- Avoid green screen. There are a lot of places where it’s clear the special effects artists had a lot of difficulty marrying the live action with the effects work – which is understandable. Unless you have the budget of a Star Wars film, getting green screen right can be pretty damn hard.
- The mustard (?) yellow walls work beautifully on the Archer, but they don’t work for the offices and corridors of Starfleet Command. It doesn’t make sense.
- I’d love to see Ronara help Icheb rediscover his humanity.
- Bring in Nichelle Nichols and George Takei, that would be so so good.
- The new Starfleet Delta is distracting. Consider returning to a more established design.
- Please find a way to keep the crew of the Archer a part of the series.
- Give us more Tuvok!
- Comment on modern issues. You almost got there with Chekov’s warning about crossing lines at the end of the film.
- A note to the writers: read the Voyager relaunch novels. They’re superb and they do an incredible job of realistically exploring the Federation and Starfleet post Nemesis, and…
- Please respect the source material. Star Trek has a rich and beautiful history, don’t ignore it or disdain it.
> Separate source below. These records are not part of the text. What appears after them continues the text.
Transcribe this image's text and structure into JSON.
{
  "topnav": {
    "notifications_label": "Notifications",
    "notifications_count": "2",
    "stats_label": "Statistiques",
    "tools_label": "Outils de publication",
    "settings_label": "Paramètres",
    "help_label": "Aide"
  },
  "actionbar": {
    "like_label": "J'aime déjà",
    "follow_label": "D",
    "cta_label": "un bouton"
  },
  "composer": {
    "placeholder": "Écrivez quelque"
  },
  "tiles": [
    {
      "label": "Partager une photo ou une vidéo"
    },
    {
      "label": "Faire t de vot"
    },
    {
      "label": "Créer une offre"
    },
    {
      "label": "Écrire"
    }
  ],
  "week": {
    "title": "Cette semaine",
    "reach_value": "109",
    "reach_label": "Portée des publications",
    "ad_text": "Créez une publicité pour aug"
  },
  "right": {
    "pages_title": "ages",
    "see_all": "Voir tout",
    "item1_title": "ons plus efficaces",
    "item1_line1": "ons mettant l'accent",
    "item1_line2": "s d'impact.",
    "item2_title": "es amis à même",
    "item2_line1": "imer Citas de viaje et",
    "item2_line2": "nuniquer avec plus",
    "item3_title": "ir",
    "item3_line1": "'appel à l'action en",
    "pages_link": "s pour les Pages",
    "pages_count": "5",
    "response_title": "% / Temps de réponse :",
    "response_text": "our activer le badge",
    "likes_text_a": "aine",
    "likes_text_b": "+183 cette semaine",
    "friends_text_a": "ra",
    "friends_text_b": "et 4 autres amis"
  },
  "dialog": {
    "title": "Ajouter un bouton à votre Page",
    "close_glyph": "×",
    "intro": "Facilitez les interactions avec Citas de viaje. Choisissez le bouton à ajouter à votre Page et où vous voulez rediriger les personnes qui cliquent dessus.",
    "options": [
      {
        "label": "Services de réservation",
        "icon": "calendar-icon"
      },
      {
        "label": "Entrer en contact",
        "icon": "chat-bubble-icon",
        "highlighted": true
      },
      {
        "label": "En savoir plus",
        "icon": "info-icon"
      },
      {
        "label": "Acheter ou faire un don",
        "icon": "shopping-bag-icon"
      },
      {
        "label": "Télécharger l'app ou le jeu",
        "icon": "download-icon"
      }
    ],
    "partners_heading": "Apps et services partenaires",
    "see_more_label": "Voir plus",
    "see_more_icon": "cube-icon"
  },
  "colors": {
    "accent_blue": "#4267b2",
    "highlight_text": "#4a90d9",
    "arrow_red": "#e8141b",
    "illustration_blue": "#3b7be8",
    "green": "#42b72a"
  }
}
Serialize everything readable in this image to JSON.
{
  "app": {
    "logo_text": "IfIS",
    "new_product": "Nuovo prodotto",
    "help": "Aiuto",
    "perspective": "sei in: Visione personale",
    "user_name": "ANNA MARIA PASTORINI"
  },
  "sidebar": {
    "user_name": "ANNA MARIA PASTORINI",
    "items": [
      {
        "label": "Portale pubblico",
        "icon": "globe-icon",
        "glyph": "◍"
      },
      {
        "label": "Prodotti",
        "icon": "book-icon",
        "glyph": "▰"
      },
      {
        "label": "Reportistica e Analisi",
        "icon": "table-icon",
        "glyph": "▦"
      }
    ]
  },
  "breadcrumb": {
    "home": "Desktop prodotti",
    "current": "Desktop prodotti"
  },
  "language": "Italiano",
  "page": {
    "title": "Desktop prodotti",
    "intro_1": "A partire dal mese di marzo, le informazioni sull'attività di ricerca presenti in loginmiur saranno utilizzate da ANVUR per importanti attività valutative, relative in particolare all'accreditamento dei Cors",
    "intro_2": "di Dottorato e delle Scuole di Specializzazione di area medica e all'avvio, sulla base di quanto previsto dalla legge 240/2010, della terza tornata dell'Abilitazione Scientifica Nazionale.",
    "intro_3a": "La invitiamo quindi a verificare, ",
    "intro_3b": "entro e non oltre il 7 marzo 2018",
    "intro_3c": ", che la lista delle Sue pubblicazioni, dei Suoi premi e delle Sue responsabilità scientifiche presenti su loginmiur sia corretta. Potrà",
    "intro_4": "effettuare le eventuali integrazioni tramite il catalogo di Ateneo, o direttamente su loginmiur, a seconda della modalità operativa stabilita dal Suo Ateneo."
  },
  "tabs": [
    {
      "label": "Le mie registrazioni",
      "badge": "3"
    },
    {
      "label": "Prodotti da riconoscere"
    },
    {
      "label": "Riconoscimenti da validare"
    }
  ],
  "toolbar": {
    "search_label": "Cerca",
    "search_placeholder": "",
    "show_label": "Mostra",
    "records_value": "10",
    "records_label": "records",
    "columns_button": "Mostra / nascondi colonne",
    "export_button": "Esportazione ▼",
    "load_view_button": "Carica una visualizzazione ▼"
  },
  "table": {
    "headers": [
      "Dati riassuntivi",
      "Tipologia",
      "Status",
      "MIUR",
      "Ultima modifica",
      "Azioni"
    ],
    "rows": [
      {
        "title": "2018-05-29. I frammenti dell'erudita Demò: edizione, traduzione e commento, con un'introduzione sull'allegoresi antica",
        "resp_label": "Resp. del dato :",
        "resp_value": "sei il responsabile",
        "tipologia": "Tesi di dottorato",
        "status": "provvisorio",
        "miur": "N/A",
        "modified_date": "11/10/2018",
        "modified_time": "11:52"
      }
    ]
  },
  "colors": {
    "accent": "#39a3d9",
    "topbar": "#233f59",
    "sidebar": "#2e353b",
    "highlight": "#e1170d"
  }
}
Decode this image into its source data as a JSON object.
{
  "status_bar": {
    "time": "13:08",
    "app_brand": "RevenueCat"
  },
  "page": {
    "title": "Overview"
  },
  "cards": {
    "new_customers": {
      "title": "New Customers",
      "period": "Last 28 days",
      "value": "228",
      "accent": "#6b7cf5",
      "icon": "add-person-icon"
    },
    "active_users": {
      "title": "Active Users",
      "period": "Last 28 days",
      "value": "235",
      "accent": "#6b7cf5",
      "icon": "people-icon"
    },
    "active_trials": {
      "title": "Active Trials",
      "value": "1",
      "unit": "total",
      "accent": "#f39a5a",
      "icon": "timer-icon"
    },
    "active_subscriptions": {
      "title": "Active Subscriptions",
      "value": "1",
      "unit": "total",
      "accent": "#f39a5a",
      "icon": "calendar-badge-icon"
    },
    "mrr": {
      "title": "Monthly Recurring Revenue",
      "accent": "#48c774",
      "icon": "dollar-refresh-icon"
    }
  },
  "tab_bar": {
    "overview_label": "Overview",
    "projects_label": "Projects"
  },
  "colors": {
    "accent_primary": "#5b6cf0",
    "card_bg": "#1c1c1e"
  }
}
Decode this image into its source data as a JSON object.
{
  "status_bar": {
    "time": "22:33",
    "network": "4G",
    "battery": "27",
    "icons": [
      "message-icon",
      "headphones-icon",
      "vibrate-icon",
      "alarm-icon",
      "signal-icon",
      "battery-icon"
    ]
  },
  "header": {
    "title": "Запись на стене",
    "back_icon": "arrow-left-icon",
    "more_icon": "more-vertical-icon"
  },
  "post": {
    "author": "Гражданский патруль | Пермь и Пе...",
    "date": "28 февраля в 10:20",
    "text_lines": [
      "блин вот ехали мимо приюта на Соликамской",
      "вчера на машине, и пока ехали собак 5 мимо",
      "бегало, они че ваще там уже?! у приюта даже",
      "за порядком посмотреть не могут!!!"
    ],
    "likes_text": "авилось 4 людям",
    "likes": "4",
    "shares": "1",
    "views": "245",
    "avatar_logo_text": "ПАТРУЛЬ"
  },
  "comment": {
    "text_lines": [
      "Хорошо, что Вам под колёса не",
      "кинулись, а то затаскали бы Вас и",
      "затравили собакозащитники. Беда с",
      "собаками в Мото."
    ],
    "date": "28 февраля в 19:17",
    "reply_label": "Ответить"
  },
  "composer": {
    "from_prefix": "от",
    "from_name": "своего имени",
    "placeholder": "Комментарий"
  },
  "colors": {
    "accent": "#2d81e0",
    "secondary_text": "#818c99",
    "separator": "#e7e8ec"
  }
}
Most of those last few criticisms are minor, and it is obvious that there is a lot of heart and soul in this film.
I know that this review probably sounds more negative than positive, but believe me – that’s a good thing. If I didn’t care about Star Trek: Renegades, I wouldn’t have an opinion of any kind. I wouldn’t have bothered to write anything. I would have ignored its existence and posted something about Star Trek Beyond.
Like I said at the beginning of the review, this idea has potential. Incredible potential.
The film ends on a good note, with the promise of more adventure – and a great final shot where the old Renegades film production logo is immortalised on the hull of the Icarus before the credits roll. Look for the little alien skull and crossbones.
Star Trek: Renegades is worth your time, if you love Star Trek.
If you want to check out the episode, it’s live now. I’d really be interested in hearing what you think. Click the link here to visit the official website.
Support this promising idea by purchasing a DVD or BluRay copy and help the creators refine and continue their pretty decent addition to the Star Trek universe.
Bring on episode two!